As we come to the end of another year summer is fast approaching. For most
of us we see this as an opportunity to spend more time outside with long
periods at the beach, park or even just in our backyards. However for all of
us, and in particular the elderly or children this also increases the risk of
heat related illness.
What is a heat related illness?
Heat stress occurs when the body cannot cool itself enough to maintain a
healthy temperature. Heat-related illnesses include heat rash, heat cramps,
dizziness or fainting, heat exhaustion, heat stroke, and a worsening of
existing medical conditions.
Who is most at risk?
Although the heat can effect anyone, some groups of people are more
susceptible than others:
- People over 65 years, particularly those living alone or without air
- Babies and young children
- Pregnant and nursing mothers
- People who are physically unwell, especially with heart disease, high
blood pressure or lung disease.
- People on some medications, in particular medications for mental illness.
The elderly are more likely to become victim to heat stress because their
body may not adjust well to sudden or prolonged temperature changes. They are
also more likely to have a chronic medical condition and be taking medication
that may interfere with the body’s ability to regulate temperature.
Recognising symptoms of heat-related illness
It is important to know the signs and symptoms of heat exposure and how you
should respond. Symptoms vary according to the type of heat-related illness.
Babies and young children may show signs of restlessness or irritability and
have fewer wet nappies. Older people may become lightheaded, confused, weak or
faint. Deterioration in existing medical conditions – this is the most common
health problem of heat stress
Some heat-related illness and common symptoms include:
- Heat rash – sometimes called ‘prickly heat’, this is a skin
irritation caused by excessive sweating.
- Heat cramps – these include muscle pains or spasms, usually in
the abdomen, arms or legs.
- Dizziness and fainting – heat-related dizziness and fainting
results from reduced blood flow to the brain. Heat causes an increase in
blood flow to the skin and pooling of blood in the legs, which can lead to
a sudden drop in blood pressure.
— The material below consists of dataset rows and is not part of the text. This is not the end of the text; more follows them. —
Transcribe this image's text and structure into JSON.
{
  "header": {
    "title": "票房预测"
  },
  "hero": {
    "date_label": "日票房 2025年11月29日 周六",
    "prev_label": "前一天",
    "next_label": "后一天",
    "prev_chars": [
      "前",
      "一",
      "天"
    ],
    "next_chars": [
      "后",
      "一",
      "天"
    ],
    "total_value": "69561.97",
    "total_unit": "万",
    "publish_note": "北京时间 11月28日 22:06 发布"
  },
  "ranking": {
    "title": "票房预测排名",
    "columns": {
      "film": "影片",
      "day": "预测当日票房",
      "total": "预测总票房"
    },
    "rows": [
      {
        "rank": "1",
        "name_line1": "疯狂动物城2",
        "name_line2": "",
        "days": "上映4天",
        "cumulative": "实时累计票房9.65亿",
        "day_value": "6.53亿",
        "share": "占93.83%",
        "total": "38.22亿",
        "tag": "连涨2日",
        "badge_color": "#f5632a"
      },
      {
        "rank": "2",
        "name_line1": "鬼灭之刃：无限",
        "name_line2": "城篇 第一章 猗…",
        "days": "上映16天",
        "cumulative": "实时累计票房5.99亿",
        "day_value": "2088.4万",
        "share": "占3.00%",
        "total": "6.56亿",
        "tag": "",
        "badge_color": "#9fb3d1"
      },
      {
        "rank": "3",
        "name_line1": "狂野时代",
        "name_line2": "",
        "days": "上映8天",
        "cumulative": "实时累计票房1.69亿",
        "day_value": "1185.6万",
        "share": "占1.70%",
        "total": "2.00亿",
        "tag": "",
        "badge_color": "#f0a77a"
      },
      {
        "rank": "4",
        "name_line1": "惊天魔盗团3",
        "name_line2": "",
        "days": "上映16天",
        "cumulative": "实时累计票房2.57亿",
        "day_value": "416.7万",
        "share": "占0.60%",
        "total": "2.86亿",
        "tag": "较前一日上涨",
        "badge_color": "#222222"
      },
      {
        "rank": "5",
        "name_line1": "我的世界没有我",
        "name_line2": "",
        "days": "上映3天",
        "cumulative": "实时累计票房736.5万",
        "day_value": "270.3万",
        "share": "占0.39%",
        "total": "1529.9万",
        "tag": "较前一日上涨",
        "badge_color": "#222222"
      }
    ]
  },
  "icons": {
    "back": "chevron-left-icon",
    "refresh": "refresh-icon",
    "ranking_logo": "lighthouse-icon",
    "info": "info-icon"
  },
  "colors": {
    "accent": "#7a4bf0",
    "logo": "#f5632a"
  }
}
There can be a feeling of light-headedness
before fainting occurs.
- Heat exhaustion – Warning signs may include paleness and
sweating, rapid heart rate, muscle cramps, headache, nausea and vomiting,
dizziness or fainting.
- Heat stroke – this is a medical emergency and requires urgent
attention - Call 000. Heat stroke occurs when the core body
temperature rises above 40.5C and the body’s internal systems start to shut
down. Many organs in the body suffer damage and the body temperature must
be reduced quickly. Most people will have profound central nervous system
changes such as delirium, coma and seizures. The person may stagger, appear
confused, have a fit or collapse and become unconscious. As well as effects
on the nervous system, there can be liver, kidney, muscle and heart damage.
The symptoms of heat stroke may be the same as for heat exhaustion, but the
skin may be dry with no sweating and the person’s mental condition worsens.
In any of the above situations please ensure that the person is taken out of
the sun & into a cooler area & that medical advice is sought
I can’t avoid summer – so what can I do?
Prevention is the best way to manage heat-related illness. Some tips to prevent
heat stress include:
- Keep up your fluids – the hotter the weather the more you need
to drink, regardless of how active you are. Do not wait until you are
thirsty to drink. Carry around a water bottle & avoid limit
- Avoid exposure to heat – stay out of the sun.
- Protect yourself outside – if you are outdoors, remember
to protect yourself from the sun with a 50+ sunscreen. Your Community
Pharmacy Pharmacist or team member can recommend one that is best for you
& your family. Cover exposed skin with lightweight clothes, wear a hat
and sun glasses.
- Limit physical activity – too much physical activity on a hot
day can lead to heat stress.
- Don’t leave children or pets in cars – even on cool days, cars
can heat up to dangerous temperatures very quickly. Children or pets that
are left unattended in parked cars for even a few minutes are at risk of
serious heat-related illnesses and possibly death. Never leave children or
pets in a parked car, even if the windows are left open a fraction.
- Stay cool – and keep air circulating around you. Use air
conditioning if possible. (If you don’t have air conditioning, consider
visiting an air-conditioned shopping centre or public library.) Take a cool
shower, bath or sponge bath.
- Keep up your energy levels – eat regular, light meals.
- Watch out for others – check on older, sick or frail people who
may need help coping with the heat.
The team at Community Pharmacy want to ensure that you have a safe and
enjoyable summer. Please feel free to drop in and discuss your travel needs,
sun protection & medication management to get you through the holiday